The Reserve Bank of India (RBI), on Thursday, said that concerns over the asset quality of banks remained elevated and that the growing inter-connectedness between financial institutions warranted closer monitoring of the ‘most connected’ banks.

“An increase in slippage ratios, rise in the quantum of restructured assets and a high rate of growth in non-performing assets (NPAs) relative to credit growth implied that the concerns on asset quality of banks remain elevated,” RBI said in its Financial Stability Report of June 2012.

The gross NPA ratio for scheduled commercial banks (SCBs) increased to 2.9 per cent as at end March 2012 (2.4 per cent at end March 2011). However, it said the position was not alarming at the current juncture and some comfort was also provided by the strong capital adequacy position of banks.

“Distress dependencies between banks have been on the rise, as evidenced by the trends in the Banking Stability Measures,” the RBI said.

The analysis of the network of the Indian banking system revealed that the maximum potential loss to the banking system due to the failure of the ‘most connected’ bank had risen during 2011. “These trends would need to be carefully monitored, through rigorous micro-prudential supervision of the ‘more connected’ banks,” it added.

Risks

The rapid growth of NBFCs engaged in lending against gold in recent years could pose risks due to the business model of such companies, concentration of business among a few companies and their growing inter-connectedness with the banking system. These risks were sought to be addressed through various regulatory prescriptions, it said.

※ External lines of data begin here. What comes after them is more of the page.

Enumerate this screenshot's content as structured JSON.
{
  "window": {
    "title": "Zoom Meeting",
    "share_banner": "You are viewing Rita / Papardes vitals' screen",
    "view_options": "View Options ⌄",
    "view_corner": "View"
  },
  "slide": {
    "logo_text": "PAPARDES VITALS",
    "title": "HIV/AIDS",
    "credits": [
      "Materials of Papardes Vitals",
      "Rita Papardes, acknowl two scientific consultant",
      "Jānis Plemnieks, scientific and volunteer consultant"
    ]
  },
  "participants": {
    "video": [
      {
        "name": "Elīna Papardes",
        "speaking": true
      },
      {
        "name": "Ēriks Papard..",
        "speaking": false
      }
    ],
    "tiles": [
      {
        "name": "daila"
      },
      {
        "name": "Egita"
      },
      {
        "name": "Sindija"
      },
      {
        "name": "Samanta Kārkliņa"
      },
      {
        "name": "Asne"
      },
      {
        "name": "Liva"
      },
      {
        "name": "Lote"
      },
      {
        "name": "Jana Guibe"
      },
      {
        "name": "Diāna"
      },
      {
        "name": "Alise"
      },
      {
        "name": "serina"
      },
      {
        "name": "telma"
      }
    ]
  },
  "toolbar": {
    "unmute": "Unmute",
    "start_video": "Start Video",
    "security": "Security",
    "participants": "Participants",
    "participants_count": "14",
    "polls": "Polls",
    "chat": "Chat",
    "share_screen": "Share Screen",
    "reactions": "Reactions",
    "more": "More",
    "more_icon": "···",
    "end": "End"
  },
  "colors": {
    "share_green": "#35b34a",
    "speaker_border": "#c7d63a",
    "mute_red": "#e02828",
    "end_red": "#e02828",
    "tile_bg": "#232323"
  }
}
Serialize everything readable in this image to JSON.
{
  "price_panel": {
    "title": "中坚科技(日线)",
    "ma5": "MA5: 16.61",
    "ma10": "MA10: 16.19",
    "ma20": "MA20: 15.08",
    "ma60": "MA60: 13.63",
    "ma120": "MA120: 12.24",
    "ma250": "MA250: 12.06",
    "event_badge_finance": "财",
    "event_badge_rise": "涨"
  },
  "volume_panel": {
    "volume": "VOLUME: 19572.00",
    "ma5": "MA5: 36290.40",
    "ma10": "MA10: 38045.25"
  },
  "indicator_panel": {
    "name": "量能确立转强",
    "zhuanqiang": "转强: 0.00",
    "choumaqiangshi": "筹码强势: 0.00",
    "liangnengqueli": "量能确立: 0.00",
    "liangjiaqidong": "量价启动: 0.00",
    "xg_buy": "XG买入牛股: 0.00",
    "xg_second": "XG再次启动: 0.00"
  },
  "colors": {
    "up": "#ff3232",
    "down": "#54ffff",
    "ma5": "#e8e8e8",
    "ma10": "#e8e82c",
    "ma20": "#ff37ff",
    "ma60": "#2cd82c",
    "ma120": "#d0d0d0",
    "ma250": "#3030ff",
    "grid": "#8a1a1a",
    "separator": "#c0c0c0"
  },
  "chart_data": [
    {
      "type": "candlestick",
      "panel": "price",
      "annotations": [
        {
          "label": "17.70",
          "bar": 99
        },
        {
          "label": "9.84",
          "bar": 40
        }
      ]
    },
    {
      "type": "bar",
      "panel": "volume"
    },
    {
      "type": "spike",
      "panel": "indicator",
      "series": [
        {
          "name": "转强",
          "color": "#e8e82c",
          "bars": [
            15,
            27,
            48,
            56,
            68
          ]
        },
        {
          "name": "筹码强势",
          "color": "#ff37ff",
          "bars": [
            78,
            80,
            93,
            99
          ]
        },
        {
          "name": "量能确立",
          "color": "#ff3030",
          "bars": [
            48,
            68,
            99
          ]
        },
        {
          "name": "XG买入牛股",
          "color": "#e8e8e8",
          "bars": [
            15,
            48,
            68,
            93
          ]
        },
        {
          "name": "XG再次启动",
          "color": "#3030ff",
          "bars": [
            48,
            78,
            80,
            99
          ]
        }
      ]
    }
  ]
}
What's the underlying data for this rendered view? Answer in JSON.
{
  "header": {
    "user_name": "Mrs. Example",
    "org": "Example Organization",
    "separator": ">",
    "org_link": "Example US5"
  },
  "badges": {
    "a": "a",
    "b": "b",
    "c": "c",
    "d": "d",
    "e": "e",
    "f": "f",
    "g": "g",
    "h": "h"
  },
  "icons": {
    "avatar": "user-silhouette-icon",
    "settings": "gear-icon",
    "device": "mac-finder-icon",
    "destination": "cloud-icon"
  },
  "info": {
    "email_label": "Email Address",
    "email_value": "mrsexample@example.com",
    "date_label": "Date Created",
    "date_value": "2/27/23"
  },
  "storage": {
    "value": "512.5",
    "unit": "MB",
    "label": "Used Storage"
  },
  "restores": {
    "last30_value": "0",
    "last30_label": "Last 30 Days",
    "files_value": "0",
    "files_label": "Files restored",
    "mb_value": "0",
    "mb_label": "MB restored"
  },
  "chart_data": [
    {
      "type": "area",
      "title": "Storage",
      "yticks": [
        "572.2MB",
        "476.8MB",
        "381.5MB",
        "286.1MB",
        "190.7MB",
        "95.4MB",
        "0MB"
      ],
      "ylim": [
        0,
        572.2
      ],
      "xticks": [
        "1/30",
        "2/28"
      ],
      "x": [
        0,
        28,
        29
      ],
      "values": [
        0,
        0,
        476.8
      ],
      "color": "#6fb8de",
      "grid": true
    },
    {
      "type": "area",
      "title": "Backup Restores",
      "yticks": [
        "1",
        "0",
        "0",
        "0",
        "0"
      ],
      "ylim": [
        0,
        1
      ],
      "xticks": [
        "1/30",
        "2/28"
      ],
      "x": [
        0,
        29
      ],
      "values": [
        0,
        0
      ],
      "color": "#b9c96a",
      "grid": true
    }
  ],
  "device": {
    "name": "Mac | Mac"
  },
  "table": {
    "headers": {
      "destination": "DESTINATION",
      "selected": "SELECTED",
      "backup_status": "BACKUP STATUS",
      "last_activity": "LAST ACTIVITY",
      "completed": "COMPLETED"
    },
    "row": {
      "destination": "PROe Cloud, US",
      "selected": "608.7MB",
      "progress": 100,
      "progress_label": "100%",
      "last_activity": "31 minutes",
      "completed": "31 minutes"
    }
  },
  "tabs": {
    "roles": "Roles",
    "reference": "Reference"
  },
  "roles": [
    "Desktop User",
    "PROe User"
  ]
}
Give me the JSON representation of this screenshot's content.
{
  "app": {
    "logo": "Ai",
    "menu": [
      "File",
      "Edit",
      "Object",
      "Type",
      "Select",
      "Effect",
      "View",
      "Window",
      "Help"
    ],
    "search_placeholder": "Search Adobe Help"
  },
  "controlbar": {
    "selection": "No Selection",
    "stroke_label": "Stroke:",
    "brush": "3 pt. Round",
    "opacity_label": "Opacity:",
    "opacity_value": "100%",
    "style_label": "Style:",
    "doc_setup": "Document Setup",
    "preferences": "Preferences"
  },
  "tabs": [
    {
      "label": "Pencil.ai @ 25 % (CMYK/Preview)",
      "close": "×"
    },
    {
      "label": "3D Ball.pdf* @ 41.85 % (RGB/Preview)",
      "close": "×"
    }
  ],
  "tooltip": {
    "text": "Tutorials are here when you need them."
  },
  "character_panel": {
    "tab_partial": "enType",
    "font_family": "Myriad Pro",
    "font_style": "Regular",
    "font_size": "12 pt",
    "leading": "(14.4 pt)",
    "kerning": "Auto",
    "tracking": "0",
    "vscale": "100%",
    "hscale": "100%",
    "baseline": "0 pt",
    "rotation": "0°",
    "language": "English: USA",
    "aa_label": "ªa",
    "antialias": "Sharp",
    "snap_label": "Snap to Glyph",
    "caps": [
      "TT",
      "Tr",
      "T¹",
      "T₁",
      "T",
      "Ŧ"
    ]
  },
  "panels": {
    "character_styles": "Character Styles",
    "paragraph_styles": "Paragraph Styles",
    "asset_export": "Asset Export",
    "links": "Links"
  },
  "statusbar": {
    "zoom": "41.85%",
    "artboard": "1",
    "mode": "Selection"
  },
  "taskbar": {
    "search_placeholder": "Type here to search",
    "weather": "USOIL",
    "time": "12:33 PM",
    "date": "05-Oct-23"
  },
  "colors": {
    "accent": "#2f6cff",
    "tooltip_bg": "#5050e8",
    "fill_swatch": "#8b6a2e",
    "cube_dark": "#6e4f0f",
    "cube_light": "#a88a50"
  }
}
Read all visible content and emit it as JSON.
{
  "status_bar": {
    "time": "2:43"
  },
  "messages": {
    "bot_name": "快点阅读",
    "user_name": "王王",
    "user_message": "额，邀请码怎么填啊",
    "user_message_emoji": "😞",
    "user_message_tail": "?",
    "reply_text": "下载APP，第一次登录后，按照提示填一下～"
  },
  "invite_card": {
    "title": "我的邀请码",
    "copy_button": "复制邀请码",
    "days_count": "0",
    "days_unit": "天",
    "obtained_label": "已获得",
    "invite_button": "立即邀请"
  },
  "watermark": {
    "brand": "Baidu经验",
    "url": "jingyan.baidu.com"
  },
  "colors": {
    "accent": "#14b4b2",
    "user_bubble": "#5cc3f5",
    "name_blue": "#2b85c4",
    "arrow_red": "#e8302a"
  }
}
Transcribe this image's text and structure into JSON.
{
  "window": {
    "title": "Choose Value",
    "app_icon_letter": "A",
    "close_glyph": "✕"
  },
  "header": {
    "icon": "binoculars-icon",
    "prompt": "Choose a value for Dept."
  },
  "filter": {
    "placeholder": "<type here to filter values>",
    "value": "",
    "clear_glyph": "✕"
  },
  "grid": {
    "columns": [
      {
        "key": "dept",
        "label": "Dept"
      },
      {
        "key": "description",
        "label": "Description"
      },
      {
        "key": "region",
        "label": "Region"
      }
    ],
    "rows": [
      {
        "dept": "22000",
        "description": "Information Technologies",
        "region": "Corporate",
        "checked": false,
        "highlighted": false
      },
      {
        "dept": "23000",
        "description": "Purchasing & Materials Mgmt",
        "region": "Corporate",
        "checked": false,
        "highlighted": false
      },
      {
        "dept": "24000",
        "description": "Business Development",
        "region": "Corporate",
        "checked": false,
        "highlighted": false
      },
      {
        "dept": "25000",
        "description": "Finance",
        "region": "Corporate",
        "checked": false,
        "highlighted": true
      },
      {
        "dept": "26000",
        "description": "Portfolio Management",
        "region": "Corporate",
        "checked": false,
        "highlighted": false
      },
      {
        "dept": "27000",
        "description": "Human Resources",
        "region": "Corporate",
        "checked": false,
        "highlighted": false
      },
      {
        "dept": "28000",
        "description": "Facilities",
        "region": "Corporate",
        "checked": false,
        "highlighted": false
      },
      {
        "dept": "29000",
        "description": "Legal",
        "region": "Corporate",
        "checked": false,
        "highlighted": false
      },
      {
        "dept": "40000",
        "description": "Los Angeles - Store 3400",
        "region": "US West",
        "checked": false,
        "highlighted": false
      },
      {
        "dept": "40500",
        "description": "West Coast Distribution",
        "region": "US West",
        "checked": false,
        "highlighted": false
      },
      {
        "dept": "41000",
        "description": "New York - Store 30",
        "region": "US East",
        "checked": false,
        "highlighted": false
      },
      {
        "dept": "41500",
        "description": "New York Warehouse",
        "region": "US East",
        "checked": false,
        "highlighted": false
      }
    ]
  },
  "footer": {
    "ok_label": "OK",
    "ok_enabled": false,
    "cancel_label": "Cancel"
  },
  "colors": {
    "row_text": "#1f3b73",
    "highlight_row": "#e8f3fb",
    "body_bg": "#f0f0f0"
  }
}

The RBI further said that insurance companies and mutual funds were vulnerable to the risk of contagion from the banking system. “Insurance companies and mutual funds are the major lenders in the Indian financial system with banks, especially public sector banks, being the major borrowers.”

Banks, on the other hand, were considerably reliant on borrowings from these entities. As borrowings from mutual funds were largely short-term, the RBI said, “they could engender greater liquidity risks for the banking system.”

The central bank said that potential rating change could impact overseas borrowing of Indian corporates and banks.

The apex bank also said that implications of increasing use of algorithmic and high frequency trading needed to be watched. “Some recent episodes in Indian markets have highlighted the need for a carefully calibrated approach towards technological advancements.